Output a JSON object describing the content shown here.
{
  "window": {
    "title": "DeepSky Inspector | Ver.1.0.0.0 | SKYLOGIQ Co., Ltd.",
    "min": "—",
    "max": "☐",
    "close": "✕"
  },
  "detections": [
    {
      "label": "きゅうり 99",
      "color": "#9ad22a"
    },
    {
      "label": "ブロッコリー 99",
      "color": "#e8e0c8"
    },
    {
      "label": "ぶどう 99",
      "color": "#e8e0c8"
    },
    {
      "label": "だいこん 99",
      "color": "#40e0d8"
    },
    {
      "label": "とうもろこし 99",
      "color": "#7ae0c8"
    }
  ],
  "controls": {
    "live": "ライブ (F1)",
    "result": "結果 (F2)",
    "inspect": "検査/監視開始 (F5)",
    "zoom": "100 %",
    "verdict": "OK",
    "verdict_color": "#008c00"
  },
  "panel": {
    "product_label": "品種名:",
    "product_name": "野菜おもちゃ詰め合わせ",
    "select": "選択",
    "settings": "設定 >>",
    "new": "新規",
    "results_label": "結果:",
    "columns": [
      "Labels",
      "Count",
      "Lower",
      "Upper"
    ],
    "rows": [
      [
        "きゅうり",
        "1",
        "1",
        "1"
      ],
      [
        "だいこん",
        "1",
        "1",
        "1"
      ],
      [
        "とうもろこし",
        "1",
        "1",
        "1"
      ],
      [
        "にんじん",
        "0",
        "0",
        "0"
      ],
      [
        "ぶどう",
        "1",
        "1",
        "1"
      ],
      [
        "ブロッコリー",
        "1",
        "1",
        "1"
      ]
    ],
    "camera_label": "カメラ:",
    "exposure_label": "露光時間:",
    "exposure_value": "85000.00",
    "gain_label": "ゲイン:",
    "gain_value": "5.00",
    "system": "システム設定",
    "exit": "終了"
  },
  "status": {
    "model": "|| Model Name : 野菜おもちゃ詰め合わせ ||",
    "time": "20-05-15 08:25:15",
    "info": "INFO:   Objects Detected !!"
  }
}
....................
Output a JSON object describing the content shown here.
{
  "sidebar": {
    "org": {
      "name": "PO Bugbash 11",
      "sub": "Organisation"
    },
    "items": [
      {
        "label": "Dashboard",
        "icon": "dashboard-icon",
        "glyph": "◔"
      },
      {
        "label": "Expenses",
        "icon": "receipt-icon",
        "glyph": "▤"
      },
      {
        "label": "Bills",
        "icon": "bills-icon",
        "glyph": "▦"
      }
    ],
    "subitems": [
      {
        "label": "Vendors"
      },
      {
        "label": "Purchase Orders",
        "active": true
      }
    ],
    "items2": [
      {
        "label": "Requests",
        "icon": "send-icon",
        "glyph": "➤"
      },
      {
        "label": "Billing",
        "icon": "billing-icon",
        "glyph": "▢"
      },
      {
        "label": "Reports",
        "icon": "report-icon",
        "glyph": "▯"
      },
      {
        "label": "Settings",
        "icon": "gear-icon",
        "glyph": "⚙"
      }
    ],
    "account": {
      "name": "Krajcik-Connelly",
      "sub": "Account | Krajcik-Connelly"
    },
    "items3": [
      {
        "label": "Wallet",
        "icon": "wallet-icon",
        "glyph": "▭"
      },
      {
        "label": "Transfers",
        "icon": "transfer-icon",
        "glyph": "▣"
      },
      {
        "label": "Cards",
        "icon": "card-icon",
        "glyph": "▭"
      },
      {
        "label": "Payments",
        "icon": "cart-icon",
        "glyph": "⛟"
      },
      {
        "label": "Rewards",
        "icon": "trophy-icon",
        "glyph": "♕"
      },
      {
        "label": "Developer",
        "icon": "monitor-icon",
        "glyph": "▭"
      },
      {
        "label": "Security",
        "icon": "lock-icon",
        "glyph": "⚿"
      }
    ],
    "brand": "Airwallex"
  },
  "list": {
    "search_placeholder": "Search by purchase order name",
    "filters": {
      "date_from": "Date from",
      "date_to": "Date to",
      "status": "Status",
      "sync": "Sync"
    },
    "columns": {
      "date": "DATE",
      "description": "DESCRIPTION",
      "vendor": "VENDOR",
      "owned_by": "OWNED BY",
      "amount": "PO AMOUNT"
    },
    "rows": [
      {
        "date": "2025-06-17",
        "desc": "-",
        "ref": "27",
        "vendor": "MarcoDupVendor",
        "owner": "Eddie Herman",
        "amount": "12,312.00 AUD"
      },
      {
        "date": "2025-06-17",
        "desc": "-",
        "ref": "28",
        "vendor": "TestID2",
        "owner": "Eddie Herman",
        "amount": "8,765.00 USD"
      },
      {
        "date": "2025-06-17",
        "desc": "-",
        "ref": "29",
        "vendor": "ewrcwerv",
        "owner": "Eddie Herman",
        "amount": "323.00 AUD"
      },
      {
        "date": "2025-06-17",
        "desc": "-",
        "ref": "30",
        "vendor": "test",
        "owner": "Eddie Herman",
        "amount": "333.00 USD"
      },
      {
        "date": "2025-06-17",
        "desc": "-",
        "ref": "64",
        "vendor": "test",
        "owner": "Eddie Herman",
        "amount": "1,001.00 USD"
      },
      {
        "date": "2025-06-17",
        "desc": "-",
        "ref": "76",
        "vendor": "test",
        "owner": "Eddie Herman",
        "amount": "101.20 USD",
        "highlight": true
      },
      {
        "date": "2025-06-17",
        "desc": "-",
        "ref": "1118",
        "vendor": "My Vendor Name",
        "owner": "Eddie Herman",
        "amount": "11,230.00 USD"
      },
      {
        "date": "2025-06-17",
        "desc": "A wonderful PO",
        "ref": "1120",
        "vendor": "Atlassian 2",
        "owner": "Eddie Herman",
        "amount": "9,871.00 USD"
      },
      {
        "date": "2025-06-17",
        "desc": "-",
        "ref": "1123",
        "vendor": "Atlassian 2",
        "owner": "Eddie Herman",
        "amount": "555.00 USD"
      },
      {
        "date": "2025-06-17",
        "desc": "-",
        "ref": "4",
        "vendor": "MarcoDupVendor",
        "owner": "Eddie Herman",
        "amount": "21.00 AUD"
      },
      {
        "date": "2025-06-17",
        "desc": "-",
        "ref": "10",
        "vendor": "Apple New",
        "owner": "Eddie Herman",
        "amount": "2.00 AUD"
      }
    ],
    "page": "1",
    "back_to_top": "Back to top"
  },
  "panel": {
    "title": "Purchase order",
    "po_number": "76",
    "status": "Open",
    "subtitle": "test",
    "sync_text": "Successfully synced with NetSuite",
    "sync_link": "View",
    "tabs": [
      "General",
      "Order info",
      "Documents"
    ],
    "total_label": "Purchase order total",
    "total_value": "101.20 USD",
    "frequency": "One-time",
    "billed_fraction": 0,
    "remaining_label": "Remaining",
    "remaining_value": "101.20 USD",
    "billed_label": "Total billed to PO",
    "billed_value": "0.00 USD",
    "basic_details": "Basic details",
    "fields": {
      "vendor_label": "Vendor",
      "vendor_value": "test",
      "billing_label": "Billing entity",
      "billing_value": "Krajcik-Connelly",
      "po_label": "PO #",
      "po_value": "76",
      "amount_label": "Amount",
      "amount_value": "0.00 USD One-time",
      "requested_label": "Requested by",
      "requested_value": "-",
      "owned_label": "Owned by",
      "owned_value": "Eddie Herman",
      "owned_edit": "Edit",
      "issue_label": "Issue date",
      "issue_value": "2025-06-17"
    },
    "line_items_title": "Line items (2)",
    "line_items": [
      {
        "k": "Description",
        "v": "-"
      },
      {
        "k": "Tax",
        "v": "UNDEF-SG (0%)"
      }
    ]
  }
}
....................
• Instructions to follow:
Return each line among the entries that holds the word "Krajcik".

• Solution for this task:
      "name": "Krajcik-Connelly",
      "sub": "Account | Krajcik-Connelly"
      "billing_value": "Krajcik-Connelly",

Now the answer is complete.